This blog is pretty good timing, as I have just come back from a shoot in the UK. 10 lucky winners in association with Sigma UK and Amateur Photography Magazine, had won the chance to come down to London and photograph two traditional Geisha (Mai Watanabe and Chiyono Watanabe.) I was asked to set up the shoot & help with the lighting as part of the day.
Photographing Geisha’s on a London Rooftop with the direct & bright sun was not ideal. But with some thinking, we worked out a set up that was pretty good. The main objective of the shot was to show the color of the face and keep the flat color tones. I wanted to show the makeup as much as possible. Getting the image as soft as possible while still showing the colors in the silk was another objective. The bright sunlight was very overpowering and creating deep shadows.
Shooting in direct sunlight is something most photographers and filmmakers avoid. The light is harsh and not very flattering, but sometimes you’ll be forced to shoot in such conditions. In this video from Cinecom, you’ll learn five simple tricks to make the absolute best out of harsh midday sun.
The golden hour is probably the time when most of us would choose to take photos. But, there will be times when you’ll be forced to shoot in a harsh midday sun, for one reason or the other. You can bring reflectors, strobes, or try to find or make a shade. But in this video, Manny Ortiz will give you some quick tips on how to embrace the direct sunlight and turn it into your advantage without any gear but your camera and lens.
I love it when the warm light of the setting sun fills up the room. It looks nice in photos, and it’s good to know that you can recreate it at any time of day. In this video from Adorama TV, photographer David Bergman will show you how to mimic the warm sunlight using only a single speedlight.
Shooting on location presents all kinds of lighting challenges.

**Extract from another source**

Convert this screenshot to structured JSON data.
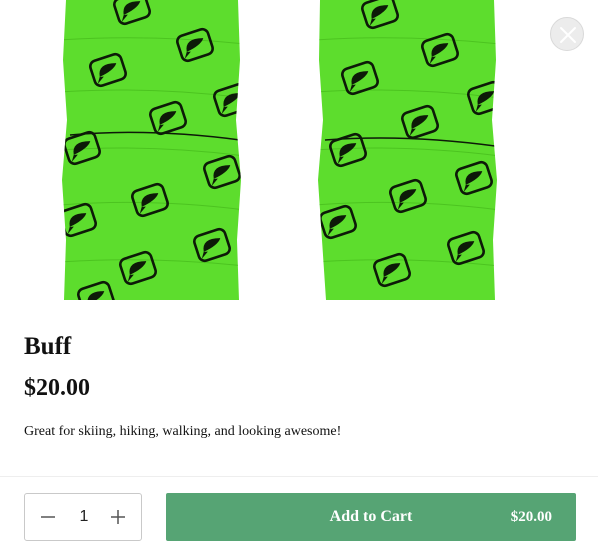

You’re at the mercy of the weather, and thus the light. And which light is “best” is a huge matter of personal preference. Some prefer the softness of a cloudy overcast day. Others like that harsh bright direct sunlight. Although the latter is not always that flattering.
There are things you can do to overcome this bright harsh sunlight, though. This video from photographer Manny Ortiz shows us his process, and how he works through these challenges. And it might surprise you to see that not all of them require the use of flash.
I was just raking up the last of the fall leaves and though that I’d like to get some photos of the kids jumping in my big leaf pile.
The image I had in my head was one of those amazing fall days where that gorgeous warm glowing late day sunshine was back-lighting the leaves and highlighting the kids.
Problem was: by the time I was done raking the leaves, it was petty late in the day so most of my yard was in shade, and the ambient light that was available was coming from the wrong direction.
To get the photos I wanted, I decided to fake that late day warm sunshine glow with strobe sunlight. In this article, I will show you how to do it yourself (its actually pretty easy to get great results)!